Thousands of women who have radiotherapy for breast cancer could be spared severe side-effects after scientists found that targeted treatments or lower doses were just as effective.
The study, led by Cambridge University and the Institute of Cancer Research in London, showed that irradiating the tumour – rather than the whole breast – was just as good and came with fewer side-effects.
A second approach – bathing the whole breast with radiation but using a lower dose – was also equally effective and also reduced adverse effects.
The less aggressive technique was shown to reduce permanent disfigurement of the breasts. The main side-effect of radiotherapy is an overall change in breast appearance; women also report pain, hardening of tissue, sensitivity and a build-up of fluid.
The scientists told the European Breast Cancer Conference in Barcelona that each of these side-effects were reduced with the targeted or low-dose approach.
More than 38,000 women have radiotherapy for breast cancer in England each year. The procedure is given after having a tumour surgically removed and is designed to eradicate all remaining cancer cells.

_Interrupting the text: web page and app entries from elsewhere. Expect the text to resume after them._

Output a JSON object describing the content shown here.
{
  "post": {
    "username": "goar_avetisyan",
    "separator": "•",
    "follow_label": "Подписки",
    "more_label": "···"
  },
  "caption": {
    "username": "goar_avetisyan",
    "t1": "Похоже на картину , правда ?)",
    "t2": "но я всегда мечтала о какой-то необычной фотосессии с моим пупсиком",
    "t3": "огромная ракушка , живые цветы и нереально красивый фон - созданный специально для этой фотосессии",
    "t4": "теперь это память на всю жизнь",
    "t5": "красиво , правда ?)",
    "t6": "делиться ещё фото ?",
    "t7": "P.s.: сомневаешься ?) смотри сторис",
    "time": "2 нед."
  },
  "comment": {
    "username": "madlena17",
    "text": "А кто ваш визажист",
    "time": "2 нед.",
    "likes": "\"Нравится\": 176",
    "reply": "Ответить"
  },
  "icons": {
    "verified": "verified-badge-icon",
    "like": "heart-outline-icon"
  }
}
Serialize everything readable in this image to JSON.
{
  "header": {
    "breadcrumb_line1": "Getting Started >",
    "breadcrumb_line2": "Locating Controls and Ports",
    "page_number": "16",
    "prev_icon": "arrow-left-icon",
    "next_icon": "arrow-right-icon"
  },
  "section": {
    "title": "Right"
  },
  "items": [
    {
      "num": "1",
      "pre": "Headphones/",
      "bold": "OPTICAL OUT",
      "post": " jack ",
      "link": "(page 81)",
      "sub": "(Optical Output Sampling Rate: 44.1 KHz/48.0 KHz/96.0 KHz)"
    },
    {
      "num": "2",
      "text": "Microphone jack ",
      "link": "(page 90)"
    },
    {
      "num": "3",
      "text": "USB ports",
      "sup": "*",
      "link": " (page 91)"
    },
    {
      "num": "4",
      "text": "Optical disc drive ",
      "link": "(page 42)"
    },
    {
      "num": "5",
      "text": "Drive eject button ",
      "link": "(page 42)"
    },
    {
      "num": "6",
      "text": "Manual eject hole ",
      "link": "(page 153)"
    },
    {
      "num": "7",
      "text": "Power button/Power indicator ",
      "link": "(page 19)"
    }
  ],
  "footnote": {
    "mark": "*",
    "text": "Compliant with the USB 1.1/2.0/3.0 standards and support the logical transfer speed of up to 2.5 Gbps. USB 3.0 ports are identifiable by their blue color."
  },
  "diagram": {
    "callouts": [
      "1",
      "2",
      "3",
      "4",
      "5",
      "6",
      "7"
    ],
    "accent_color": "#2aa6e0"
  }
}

The trial involved testing the lower dose and more targeted dose among 1,200 women at 41 British hospitals, and then monitoring them for five years after treatment.
The researchers found no difference in rates of cancer recurrence with the less aggressive approaches, and the patients reported significantly lower side-effects.
Dr Indrani Bhattacharya, a clinical research fellow at the Institute of Cancer Research, said: ‘The findings from this study are reassuring for women who are offered either whole breast or partial breast radiotherapy using this technique of radiotherapy, which is simple to deliver and already available in centres worldwide.’
Grete Brauten-Smith, of the Breast Cancer Care charity, said: ‘While radiotherapy is never a walk in the park, it will be wonderful if fewer people experience traumatic side-effects, such as severe pain, as a result.’
© Daily Mail